So long, Ford Motor Company (NYSE:F) CEO Mark Fields. You were at the helm for only three years, so it feels like we hardly knew you. But considering Ford stock fell 40% since you took over, your ouster can’t come as a complete surprise.
Investors kind of notice these things.
On the other hand, investors also tend to be short-sighted. While F stock has lost a lot of ground during a time when the broad market gained 20%, Ford’s annualized sales have grown 6%, and profits have grown accordingly even if not briskly. It could have been worse.
With that as the backdrop, the exit of Fields and the entry of his replacement, board member Jim Hackett, could and likely will end up reminding Ford stock owners that sometimes the devil you know is better than the one you don’t know.
Why Fields Is Out (But Maybe Shouldn’t Be)
The changing of the guard, so to speak, is reportedly an amicable one. Major shareholder (and namesake) Bill Ford even made a point of clarifying that Fields isn’t being fired. It’s just time for another evolution, and Hackett is a “visionary” better suited to lead Ford in its next era. Fields even politely said the same.
But calling a spade a spade, it’s rare for a 56-year old industry veteran who has been with the company for 28 years (but only acting as chief for the last three) to first float the idea of leaving.
The irony? While Hackett has been hailed as a visionary, it’s Fields’ vision that’s the compelling one.
Fields was far from perfect, as Ford stock longs can attest. Perhaps the most damaging of missteps one could point to is the lack of certain cars in certain markets. For instance, while the EcoSport is coming to America in 2018 and the Ranger small pickup truck will be back on dealers’ lots by 2019, those are vehicles that should have been available in the U.S. now. Fields arguably should have kept his finger on the market’s pulse better than he did.
But considering the Ford umbrella includes several brands and a few dozen manufactured models, it’s tough to deliver the perfect mix of autos.
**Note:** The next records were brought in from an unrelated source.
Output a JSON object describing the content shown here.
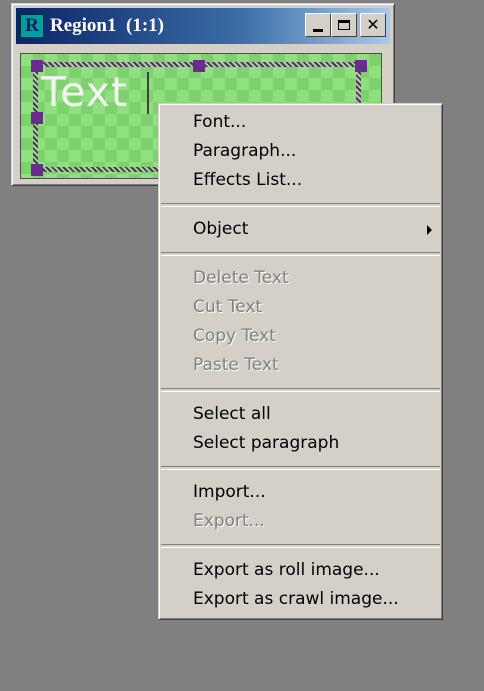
{
  "window": {
    "title": "Region1  (1:1)",
    "icon_letter": "R",
    "canvas_text": "Text"
  },
  "menu": {
    "font": "Font...",
    "paragraph": "Paragraph...",
    "effects_list": "Effects List...",
    "object": "Object",
    "delete_text": "Delete Text",
    "cut_text": "Cut Text",
    "copy_text": "Copy Text",
    "paste_text": "Paste Text",
    "select_all": "Select all",
    "select_paragraph": "Select paragraph",
    "import": "Import...",
    "export": "Export...",
    "export_roll": "Export as roll image...",
    "export_crawl": "Export as crawl image..."
  },
  "colors": {
    "desktop": "#808080",
    "titlebar": "#0a246a",
    "menu_bg": "#d4d0c8",
    "canvas_green": "#90e080",
    "handle_purple": "#6a2c8a"
  },
  "icons": {
    "app": "r-app-icon",
    "minimize": "minimize-icon",
    "maximize": "maximize-icon",
    "close": "close-icon",
    "submenu": "submenu-arrow-icon"
  }
}
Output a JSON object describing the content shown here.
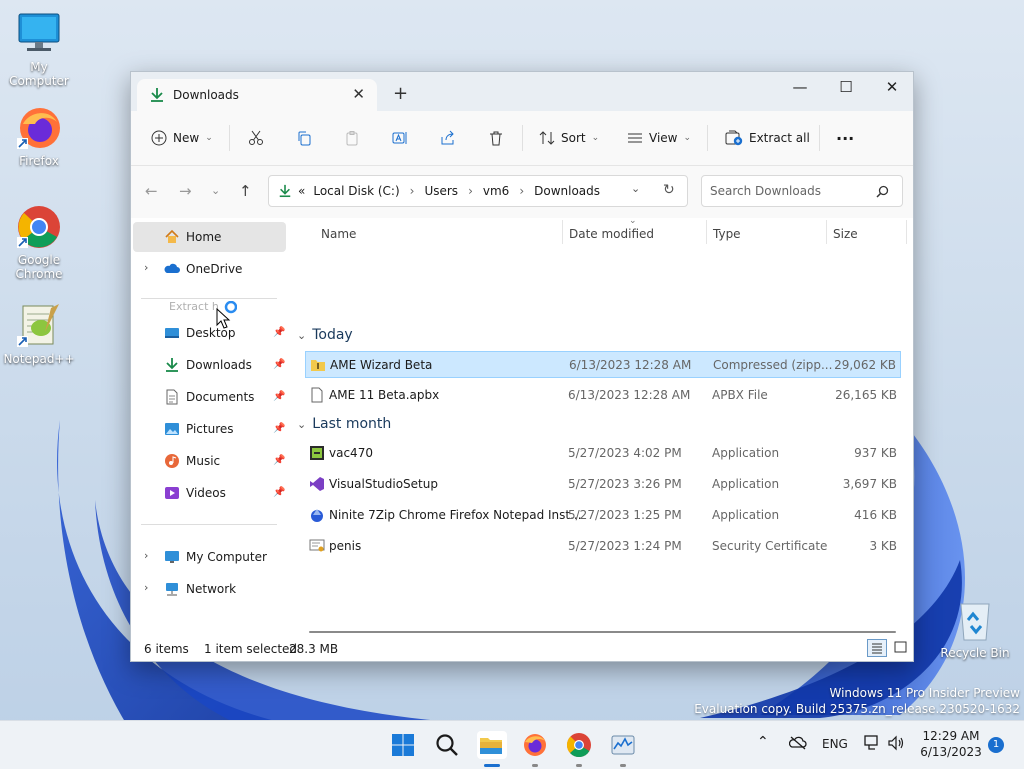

Fields also has never been under any illusion that the business isn’t changing. The company can’t afford to see itself as a carmaker any more. It’s now in the business of transportation solutions, and Fields hasn’t been shy about moving in that direction.
Case in point: Well more than a year ago, Ford unveiled its FordPass app, which among other things serves as a digital wallet and helps you find a parking space, was built in such a way that would eventually facilitate a ride-sharing feature.
Autonomous driving has been another focal point for Ford. While the company may not be as far down that road as, say, rival Tesla Inc (NASDAQ:TSLA) or General Motors Company (NYSE:GM) are, it’s at least on that road. That’s largely Fields’ doing.
That’s not to suggest Hackett is a slouch. He has spearheaded automaker’s mobility effort since early 2016, and mobility rather than vehicle owners is the new mindset for consumers. Prior to becoming part of Ford’s board of directors in 2013, he led a successful turnaround effort at Steelcase Inc. (NYSE:SCS). He also spent a couple of years as the athletic director at the University of Michigan after his time at Steelcase and before he joined the Ford team.
The company could do worse.
Be Careful What You Ask For
On the flipside, while outside and unrelated experience can been be a good thing, sometimes it isn’t.
It’s difficult to digest the notion that a background in office furniture and college athletics is going to be applicable to automobiles … especially when Ford’s doing reasonably well as it is. The only thing that’s broken here is Ford stock, but that’s largely out of the CEO’s — any CEO’s — hands.
That said, while Hackett’s primary purpose at Ford Motor Company thus far has been leading the mobility effort, that’s the one aspect of Field’s vision that seems to be hitting a development headwind.
Maybe that’s on Fields Or, maybe that’s on Hackett.
Bottom Line for Ford Stock
The point is, Mark Fields wasn’t a bad CEO. Perfect? No, but he has to be given credit for recognizing early on that the automobile industry was changing forever. He’s taken some pretty smart and decisive actions to fix what he can, drawing on nearly three decades of carmaking experience.
Jim Hackett, on the other hand, is a well-respected leader (and deservedly so). But of the 7 billion people on the planet, there must be someone with at least a little more relevant experience and at least a little more effective as a visionary available to take the job.
This is a move Ford stock holders could and likely will end up regretting.
As of this writing, James Brumley did not hold a position in any of the aforementioned securities.